Interface dataset entries
========

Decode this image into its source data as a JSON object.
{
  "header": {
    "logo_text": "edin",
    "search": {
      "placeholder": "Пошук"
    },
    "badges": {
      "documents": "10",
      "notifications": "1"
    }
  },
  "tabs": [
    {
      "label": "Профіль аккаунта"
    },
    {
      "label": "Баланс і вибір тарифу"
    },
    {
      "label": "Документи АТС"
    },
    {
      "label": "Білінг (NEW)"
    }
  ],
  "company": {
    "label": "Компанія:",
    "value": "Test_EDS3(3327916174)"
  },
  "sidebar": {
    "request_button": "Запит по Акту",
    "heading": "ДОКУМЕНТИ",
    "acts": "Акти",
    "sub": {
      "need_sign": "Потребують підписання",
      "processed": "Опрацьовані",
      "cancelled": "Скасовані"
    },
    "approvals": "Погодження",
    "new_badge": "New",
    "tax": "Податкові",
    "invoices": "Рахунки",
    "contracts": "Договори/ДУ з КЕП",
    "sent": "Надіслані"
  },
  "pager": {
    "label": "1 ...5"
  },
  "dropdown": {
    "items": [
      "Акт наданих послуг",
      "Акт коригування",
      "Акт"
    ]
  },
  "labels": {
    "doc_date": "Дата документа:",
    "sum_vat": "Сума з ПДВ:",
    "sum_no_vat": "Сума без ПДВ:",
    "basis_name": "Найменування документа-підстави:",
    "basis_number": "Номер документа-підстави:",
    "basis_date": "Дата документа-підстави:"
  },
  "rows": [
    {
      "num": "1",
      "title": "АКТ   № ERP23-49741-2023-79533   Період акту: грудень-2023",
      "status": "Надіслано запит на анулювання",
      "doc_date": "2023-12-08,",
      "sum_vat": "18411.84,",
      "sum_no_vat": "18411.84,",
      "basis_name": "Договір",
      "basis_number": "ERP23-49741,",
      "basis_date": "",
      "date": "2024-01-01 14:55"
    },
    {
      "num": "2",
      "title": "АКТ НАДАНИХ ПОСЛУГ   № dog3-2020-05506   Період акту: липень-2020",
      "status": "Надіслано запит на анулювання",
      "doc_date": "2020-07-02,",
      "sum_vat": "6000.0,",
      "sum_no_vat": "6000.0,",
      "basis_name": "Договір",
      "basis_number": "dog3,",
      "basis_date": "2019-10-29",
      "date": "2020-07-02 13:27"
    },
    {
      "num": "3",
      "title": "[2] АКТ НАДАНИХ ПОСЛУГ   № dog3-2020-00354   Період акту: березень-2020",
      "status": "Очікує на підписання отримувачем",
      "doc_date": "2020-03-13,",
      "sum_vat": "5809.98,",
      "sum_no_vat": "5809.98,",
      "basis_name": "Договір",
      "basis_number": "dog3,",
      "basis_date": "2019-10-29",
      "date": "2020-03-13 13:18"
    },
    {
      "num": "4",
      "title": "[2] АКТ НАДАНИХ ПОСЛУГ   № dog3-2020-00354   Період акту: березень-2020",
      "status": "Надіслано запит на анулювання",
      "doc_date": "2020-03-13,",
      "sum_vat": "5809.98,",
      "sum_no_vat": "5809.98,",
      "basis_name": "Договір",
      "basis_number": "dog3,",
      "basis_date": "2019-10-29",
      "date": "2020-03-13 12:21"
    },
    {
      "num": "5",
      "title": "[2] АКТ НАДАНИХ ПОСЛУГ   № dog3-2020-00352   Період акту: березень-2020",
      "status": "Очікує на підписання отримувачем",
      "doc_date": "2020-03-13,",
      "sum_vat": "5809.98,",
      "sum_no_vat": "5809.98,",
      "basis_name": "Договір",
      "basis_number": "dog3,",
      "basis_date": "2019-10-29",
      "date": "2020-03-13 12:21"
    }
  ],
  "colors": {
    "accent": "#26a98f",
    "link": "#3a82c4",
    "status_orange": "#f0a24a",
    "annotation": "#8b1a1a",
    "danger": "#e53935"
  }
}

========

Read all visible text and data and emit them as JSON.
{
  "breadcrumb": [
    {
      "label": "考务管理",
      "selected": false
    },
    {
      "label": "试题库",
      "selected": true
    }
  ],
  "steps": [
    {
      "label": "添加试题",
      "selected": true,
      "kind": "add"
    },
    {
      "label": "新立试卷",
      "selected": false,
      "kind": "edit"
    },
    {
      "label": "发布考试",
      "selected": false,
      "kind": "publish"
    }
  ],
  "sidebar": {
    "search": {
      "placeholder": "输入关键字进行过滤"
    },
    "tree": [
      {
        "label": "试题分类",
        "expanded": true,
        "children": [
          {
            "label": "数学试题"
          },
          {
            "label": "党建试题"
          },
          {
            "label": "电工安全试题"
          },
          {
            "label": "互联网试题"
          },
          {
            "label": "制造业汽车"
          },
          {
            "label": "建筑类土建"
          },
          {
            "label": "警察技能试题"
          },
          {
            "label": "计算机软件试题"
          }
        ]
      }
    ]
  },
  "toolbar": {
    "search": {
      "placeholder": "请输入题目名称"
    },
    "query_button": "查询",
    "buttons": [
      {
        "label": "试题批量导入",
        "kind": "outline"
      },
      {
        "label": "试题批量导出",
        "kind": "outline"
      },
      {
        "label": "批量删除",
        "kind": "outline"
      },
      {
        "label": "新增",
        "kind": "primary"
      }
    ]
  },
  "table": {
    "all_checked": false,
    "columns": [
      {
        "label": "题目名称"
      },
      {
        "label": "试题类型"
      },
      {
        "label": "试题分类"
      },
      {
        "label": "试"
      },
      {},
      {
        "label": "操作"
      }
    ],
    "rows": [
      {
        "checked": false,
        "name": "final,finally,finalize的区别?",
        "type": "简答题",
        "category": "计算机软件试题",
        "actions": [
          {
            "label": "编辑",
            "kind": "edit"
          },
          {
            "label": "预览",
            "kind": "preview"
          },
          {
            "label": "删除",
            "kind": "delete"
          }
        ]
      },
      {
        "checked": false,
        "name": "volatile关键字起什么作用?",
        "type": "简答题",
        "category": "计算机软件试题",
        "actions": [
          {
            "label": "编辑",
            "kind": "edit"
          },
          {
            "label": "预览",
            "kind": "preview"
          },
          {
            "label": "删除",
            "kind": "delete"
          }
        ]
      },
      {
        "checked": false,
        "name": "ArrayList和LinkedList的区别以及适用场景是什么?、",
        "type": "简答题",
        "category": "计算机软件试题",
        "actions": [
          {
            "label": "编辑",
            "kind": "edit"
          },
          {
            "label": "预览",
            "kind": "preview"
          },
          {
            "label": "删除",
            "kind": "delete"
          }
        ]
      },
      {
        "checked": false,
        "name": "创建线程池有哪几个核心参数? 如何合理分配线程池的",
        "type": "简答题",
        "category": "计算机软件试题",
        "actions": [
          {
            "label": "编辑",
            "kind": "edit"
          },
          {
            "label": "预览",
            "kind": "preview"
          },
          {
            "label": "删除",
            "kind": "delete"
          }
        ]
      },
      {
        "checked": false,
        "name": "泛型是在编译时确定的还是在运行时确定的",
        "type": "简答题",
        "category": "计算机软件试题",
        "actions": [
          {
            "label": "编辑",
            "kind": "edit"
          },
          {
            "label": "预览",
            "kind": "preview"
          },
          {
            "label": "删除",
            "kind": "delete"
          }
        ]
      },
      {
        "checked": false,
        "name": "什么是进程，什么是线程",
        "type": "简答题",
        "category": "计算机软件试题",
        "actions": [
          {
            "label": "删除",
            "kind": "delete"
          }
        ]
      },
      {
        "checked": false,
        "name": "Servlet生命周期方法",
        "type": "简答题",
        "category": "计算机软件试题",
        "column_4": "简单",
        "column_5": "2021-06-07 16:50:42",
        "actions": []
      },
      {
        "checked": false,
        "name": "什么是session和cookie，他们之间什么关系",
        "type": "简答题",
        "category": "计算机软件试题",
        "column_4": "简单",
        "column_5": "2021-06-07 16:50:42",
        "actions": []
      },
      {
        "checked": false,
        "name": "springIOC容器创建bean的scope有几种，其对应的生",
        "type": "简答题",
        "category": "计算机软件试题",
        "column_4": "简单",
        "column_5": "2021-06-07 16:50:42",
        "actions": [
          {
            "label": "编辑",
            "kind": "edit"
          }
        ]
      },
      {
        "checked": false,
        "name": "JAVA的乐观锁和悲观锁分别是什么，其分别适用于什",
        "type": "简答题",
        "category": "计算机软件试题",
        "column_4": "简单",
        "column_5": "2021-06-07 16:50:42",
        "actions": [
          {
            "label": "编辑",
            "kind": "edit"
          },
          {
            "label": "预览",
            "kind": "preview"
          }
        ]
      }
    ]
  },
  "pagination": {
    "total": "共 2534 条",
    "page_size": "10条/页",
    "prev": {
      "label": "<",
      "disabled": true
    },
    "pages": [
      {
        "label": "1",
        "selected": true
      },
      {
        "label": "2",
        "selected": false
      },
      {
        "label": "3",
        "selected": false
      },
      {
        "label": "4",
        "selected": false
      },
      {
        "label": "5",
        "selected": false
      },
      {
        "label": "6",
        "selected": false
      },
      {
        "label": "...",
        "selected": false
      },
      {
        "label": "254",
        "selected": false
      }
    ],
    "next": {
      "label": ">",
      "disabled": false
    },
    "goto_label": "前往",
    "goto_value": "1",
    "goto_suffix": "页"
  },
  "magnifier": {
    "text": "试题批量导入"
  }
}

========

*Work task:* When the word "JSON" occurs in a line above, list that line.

*Result:*
Decode this image into its source data as a JSON object.
Read all visible text and data and emit them as JSON.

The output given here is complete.